• YOUR OBJECTIVE: Each line below containing the word "count" needs to be shown.

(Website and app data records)
__________
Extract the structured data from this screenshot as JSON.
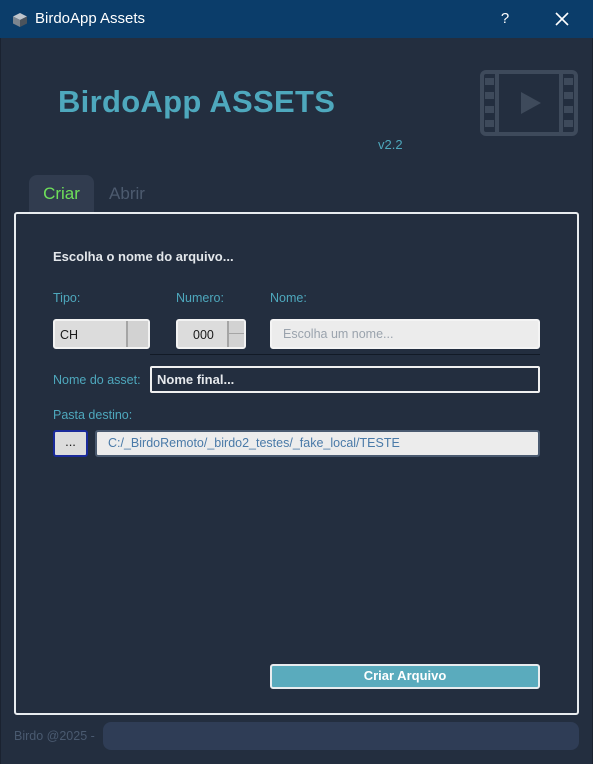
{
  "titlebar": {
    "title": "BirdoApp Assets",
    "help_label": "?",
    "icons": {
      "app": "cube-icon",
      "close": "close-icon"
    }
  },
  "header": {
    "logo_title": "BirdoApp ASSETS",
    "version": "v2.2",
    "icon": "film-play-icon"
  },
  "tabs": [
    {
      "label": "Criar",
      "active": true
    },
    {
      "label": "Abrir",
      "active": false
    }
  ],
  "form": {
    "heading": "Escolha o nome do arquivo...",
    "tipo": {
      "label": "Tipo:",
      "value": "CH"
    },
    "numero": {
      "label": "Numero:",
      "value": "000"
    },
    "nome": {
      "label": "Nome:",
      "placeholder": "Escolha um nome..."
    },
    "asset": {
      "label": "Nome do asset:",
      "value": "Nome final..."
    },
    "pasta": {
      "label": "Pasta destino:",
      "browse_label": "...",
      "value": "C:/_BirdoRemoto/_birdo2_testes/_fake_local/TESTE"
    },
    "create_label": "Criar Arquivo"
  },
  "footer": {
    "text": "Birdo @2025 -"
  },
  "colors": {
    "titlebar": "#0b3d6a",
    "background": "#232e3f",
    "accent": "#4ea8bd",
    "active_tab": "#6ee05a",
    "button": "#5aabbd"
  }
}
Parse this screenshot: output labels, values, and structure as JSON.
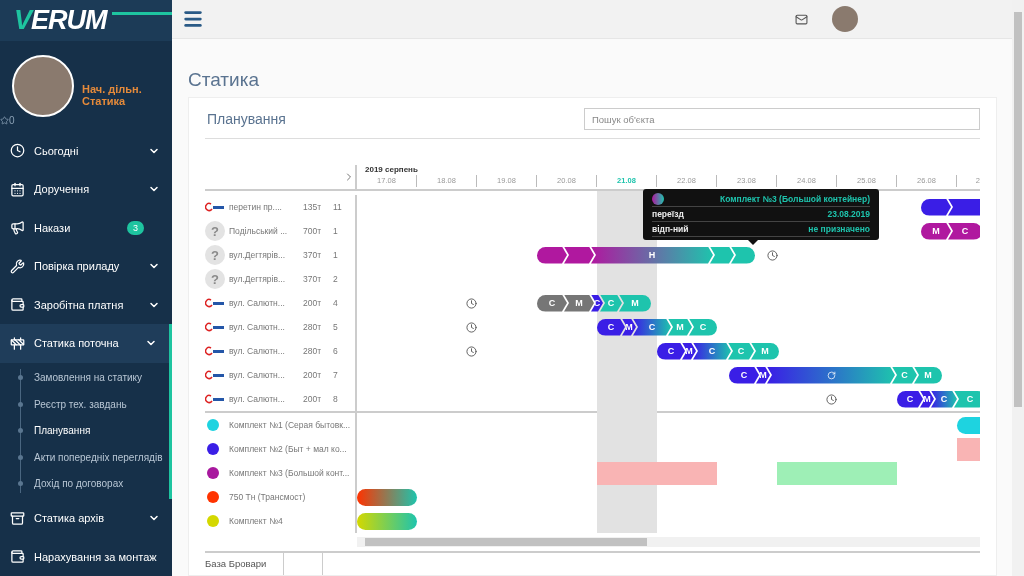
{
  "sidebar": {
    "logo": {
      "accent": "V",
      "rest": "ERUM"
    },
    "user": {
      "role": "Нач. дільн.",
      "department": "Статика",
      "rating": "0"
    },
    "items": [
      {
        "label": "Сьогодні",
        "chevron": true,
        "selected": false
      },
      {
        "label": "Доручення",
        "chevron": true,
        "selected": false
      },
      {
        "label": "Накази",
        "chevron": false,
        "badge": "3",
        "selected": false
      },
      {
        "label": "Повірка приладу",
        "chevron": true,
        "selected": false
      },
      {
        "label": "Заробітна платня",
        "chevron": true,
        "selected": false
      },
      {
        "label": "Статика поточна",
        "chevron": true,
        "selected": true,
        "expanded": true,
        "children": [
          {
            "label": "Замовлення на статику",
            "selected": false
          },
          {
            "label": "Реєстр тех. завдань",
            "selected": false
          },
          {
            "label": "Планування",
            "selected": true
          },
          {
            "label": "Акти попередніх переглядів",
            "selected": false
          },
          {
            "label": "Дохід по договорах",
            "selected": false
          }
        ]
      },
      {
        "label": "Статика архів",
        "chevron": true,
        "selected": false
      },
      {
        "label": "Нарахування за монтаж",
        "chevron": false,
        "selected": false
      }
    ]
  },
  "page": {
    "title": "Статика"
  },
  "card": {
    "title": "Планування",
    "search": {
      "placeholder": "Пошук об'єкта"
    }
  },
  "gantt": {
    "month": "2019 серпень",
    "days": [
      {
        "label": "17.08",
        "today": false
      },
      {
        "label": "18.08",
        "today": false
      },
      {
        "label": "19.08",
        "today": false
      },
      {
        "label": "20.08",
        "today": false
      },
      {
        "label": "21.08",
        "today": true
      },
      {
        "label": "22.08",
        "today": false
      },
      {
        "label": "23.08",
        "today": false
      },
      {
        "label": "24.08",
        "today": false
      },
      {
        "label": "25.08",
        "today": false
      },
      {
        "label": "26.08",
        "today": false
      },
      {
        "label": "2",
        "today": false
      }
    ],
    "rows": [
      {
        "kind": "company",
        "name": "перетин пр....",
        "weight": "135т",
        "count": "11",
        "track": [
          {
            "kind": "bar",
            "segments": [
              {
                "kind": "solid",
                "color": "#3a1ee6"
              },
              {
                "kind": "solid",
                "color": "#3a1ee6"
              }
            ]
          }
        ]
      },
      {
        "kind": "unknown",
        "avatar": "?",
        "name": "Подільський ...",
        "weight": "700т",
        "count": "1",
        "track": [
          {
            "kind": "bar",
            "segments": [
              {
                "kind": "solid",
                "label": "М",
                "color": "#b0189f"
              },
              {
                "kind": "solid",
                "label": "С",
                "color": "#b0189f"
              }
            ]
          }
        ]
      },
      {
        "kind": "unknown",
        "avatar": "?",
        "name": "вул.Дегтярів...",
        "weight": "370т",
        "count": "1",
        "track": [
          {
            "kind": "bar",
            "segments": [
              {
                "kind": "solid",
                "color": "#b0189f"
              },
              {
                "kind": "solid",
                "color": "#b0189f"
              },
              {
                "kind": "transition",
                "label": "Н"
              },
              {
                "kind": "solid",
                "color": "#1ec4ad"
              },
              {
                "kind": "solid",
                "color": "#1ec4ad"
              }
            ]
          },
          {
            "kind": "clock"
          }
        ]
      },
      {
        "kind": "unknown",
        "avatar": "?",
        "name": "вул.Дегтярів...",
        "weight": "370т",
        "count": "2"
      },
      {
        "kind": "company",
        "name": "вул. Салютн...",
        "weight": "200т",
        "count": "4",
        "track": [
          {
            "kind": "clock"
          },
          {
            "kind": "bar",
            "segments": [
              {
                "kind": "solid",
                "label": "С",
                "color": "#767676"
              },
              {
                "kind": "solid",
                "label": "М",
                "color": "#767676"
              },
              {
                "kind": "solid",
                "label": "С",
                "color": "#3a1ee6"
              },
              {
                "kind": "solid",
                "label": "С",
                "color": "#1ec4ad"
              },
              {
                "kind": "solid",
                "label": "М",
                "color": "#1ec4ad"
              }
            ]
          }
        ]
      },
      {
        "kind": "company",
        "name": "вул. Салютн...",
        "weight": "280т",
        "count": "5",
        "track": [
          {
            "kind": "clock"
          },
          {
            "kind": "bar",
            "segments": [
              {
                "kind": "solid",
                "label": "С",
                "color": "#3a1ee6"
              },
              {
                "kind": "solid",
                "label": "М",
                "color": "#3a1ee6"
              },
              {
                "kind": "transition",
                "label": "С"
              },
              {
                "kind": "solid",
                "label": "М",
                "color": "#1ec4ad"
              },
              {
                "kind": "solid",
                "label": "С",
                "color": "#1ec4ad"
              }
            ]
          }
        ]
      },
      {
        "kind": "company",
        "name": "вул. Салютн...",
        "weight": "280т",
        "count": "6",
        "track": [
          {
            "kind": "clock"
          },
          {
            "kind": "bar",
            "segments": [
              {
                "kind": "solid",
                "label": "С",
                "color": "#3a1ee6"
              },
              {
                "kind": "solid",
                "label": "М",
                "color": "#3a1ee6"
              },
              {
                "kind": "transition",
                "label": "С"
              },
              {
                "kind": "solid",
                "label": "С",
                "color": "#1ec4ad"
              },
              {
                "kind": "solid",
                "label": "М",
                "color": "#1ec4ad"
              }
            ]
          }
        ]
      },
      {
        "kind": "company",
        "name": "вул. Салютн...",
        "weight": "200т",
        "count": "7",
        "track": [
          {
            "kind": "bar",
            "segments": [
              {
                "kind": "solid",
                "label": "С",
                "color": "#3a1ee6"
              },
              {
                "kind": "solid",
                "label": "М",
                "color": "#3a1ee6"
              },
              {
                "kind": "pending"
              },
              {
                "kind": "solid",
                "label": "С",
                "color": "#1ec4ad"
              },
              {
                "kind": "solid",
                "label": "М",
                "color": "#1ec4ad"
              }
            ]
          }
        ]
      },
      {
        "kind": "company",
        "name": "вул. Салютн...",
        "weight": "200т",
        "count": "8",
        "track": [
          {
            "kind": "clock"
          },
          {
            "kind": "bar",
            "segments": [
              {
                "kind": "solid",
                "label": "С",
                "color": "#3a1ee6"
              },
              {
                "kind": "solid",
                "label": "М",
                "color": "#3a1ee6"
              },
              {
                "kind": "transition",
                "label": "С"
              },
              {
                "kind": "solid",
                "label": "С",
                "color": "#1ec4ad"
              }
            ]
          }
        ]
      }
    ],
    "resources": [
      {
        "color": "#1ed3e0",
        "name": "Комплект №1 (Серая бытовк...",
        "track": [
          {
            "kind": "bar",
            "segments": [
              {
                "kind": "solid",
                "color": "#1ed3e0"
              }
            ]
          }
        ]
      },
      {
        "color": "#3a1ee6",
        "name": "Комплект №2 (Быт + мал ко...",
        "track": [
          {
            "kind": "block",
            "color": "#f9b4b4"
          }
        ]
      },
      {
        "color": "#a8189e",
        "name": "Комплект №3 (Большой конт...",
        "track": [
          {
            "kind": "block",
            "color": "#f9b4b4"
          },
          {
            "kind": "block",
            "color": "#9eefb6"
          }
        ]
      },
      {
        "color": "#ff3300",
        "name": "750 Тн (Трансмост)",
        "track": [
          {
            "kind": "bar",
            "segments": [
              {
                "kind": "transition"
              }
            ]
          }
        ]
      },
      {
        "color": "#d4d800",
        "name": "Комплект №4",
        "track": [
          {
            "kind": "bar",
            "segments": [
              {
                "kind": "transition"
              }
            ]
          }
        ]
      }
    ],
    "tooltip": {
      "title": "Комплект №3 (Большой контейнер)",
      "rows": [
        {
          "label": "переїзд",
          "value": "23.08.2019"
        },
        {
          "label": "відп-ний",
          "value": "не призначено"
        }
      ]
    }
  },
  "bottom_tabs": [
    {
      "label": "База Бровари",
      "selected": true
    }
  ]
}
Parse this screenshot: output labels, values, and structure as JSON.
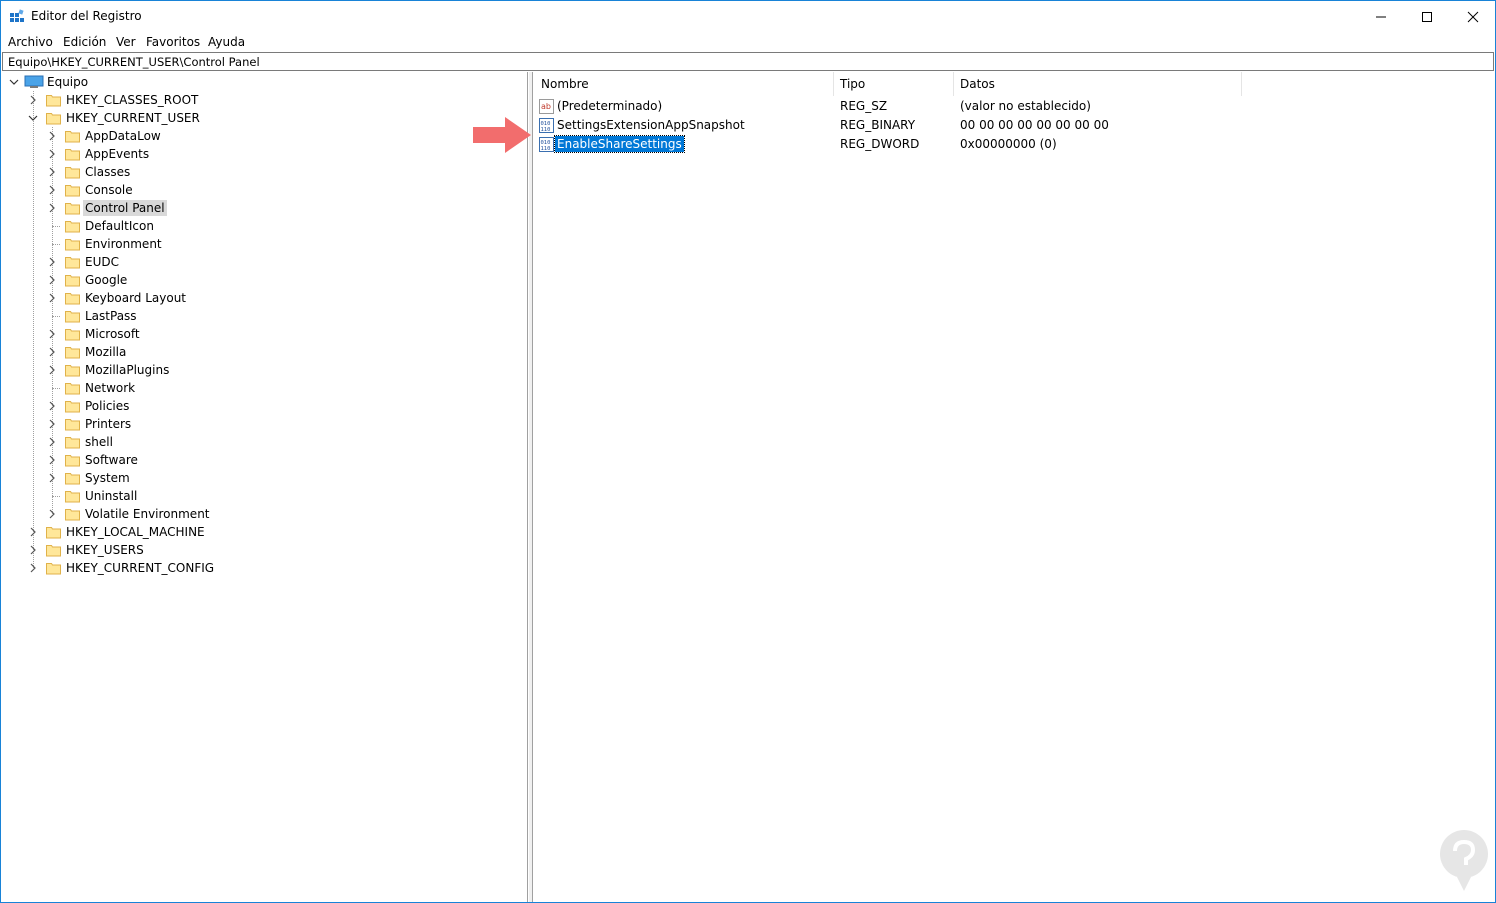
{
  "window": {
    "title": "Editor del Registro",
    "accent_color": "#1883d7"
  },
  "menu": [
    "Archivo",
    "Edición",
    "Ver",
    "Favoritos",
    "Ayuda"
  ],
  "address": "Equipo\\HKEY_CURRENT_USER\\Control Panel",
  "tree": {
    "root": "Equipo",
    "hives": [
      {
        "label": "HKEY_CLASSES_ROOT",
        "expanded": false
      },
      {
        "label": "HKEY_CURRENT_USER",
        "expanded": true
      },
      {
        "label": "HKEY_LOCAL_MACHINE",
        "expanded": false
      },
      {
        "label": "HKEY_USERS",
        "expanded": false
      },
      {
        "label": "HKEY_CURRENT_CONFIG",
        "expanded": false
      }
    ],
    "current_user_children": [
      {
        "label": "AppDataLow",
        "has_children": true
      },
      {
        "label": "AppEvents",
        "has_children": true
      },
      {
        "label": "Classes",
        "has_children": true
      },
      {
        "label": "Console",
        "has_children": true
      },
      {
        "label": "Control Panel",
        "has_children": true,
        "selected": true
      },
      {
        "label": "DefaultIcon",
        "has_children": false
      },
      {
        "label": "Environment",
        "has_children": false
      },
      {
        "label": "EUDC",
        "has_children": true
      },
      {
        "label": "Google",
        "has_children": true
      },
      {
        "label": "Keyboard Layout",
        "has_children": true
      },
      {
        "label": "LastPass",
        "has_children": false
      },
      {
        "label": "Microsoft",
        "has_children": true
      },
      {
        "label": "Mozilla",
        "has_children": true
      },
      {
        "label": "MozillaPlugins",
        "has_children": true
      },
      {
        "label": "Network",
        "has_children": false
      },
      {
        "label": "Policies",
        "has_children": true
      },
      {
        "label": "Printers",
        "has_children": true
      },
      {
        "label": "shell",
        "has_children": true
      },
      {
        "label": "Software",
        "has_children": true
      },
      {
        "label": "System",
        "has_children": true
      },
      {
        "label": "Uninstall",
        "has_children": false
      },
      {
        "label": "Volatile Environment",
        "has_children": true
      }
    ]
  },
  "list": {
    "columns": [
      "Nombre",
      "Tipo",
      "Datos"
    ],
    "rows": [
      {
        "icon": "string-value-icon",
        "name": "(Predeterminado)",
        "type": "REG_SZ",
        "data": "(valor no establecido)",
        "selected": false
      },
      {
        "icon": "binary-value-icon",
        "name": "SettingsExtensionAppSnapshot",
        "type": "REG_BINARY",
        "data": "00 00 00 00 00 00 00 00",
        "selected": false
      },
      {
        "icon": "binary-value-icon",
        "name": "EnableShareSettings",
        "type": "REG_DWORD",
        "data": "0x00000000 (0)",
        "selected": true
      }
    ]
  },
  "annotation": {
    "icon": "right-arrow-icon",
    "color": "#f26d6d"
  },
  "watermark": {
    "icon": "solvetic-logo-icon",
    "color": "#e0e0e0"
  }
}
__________
• RESPONSE TO THIS TASK:
        "count": "11",
        "count": "1",
        "count": "1",
        "count": "2"
        "count": "4",
        "count": "5",
        "count": "6",
        "count": "7",
        "count": "8",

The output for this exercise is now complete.